This year it hadn’t been so bad but last night at around 11 pm a series of a dozen or so large explosions went off seemingly right outside my bedroom window. Thanks, assholes.

(a draft from July 2016)

Belief

I haven’t looked up the definition of belief. I wanted to try it myself. It’s hard to do without a circular reference. Here is what I’ve come up with:

’Belief is holding to be true something for which there is no objective truth.’

This definition is full of problems, I know, but I’m going to run with it. Belief is usually applied to religion, as in, ‘I believe in God’. I think most people would agree that it is impossible to find and objective truth about God, especially a Christian God (capital ‘G’).

But I don’t want to go down that particular rabbit hole today. Many people better than I have debated this issue without satisfactory resolution. I want to pivot to another kind of belief.

Typically, we say that something is true when we see it. Or when we can touch it. We have to be in the presence of our reality for it to be true. At the same time, we believe certain things to be true even when we can’t see them directly. I believe there is an airport on the other side of San Bruno Mountain because I have seen it many times and it is reasonable to expect that it exists when I can’t see it. Airplanes fly over my house all the time which tend to support the notion that an airport is nearby.
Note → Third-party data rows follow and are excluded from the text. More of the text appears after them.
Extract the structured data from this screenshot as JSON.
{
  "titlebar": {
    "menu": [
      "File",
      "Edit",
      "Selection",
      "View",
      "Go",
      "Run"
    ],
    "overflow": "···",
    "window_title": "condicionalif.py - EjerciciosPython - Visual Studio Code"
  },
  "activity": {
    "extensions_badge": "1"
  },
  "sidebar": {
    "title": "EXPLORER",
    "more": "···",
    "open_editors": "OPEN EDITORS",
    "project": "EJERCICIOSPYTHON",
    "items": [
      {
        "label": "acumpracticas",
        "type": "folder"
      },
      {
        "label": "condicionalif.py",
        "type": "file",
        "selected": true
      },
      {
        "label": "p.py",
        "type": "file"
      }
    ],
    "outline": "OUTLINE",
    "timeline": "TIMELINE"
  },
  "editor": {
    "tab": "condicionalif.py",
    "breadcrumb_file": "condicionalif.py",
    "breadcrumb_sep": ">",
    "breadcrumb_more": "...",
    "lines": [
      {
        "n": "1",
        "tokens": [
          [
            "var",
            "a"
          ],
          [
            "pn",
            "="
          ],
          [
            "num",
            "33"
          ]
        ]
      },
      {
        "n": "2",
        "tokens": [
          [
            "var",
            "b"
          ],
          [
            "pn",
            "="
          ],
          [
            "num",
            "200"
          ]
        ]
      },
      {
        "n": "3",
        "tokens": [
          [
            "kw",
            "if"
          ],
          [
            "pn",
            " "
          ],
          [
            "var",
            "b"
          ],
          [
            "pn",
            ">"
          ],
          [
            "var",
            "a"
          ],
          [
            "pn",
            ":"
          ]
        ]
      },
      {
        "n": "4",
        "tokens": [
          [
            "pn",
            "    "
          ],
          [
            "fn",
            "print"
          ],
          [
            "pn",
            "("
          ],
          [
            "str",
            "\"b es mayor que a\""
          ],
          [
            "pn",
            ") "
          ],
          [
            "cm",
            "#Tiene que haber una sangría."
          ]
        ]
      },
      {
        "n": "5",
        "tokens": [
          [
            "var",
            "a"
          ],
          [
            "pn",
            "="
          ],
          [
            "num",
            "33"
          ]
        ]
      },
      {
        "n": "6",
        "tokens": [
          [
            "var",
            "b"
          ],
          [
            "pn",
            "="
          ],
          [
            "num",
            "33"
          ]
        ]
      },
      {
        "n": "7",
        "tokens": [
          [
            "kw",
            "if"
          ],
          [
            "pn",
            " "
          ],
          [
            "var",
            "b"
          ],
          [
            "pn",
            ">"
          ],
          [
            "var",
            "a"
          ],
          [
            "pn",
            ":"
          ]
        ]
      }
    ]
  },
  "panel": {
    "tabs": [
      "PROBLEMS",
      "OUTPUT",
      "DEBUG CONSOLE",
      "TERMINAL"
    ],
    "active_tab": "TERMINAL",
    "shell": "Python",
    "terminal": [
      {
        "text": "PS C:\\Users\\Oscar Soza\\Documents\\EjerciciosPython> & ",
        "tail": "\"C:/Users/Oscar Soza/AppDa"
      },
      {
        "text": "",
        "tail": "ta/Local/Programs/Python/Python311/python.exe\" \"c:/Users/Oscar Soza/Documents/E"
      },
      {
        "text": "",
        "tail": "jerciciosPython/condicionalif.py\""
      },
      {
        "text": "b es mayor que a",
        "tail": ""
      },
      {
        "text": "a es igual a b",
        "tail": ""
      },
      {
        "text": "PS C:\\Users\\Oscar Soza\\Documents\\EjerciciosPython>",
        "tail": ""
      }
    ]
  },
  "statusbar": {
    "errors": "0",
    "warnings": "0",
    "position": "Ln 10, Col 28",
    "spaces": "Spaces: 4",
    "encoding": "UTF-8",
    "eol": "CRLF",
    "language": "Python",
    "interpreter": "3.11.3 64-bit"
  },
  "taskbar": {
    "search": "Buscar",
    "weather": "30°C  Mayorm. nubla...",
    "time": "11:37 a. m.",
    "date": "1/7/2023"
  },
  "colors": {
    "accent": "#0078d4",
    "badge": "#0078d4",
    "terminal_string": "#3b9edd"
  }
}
I woke up this morning with the knowledge that a belief that I had previously held was gone. I believed in the existence of democracy in America. I believed that at the root of our political system, the people had a voice and that our representatives in government were responsive to that voice.

Is there an objective truth to this notion? I used to think so but events of the past year have made me question that. I want to use the phrase ‘cognitive dissonance’ but that is hifalutin and I don’t think I can defend a definition of that.

When a large group of people act as if they are experiencing a different reality than me, I am at a loss to explain that. Anyway, I can only speak for myself. Today, in my reality, my belief is that we do not have a functioning democracy in America.

I’ve opened up this huge can of worms and now they have grown into snakes and crawling all over the living room. I think I’d better stop now. I’m not prepared to write a whole treatise on belief and perception of reality. I will continue to live what I hope is a righteous life. My seed is sown, for better or worse. I live to contribute my wisdom, if that’s what it is, can be transmitted to the following generations.

Wisdom or folly or silliness, I send myself into the future with these writings. I believe in the future.

Farsi

I was going to write about learning Farsi, but just as I was getting started, Sepi got her phone call from distant parts. Today, it’s Tehran, Gothenburg, and Kish Island (Iran). I wouldn’t be surprised to see Farideh from Montreal showing up any time. It’s ‘The Gang’, Sepi’s phrase for her sisters and cousins who talk regularly via WhatsApp.

Almost always just women, they usually start their call by asking about ‘Daryoosh!’ I learned early on how to say ‘hello’, ‘how are you’ and ‘I am fine, thank you’ in Farsi.

Unfortunately, I seemed to be stalled there. Sepi told me the other day how to say, ‘It’s nice to see you,’ but it hasn’t stuck. I found a really nice web site with Farsi phrases but almost never go to it. You’d think I’d be motivated to learn with all these interesting Farsi speakers to talk to.

The calls are almost always fun, with several people talking at once in happy voices. There have been serious moments, such as when Sepi’s aunt was dying last summer but mostly it’s just people happy being together. One cousin got COVID but seems to have gotten through the worst of it. Sepi’s sister, Mali, was sad when her niece left Iran for Canada but she puts on a brave face. Mali’s own children – with a grandchild on the way – are all still in Tehran.

I’ll keep at it. It’s likely that there will be many more such calls in the months ahead. We can’t go to Iran, but Canada and Sweden are on our short list of places to visit when it is safe to do so.

The other day, Badri, who lives in Gothenburg, tried to teach me some Swedish words. Aieee!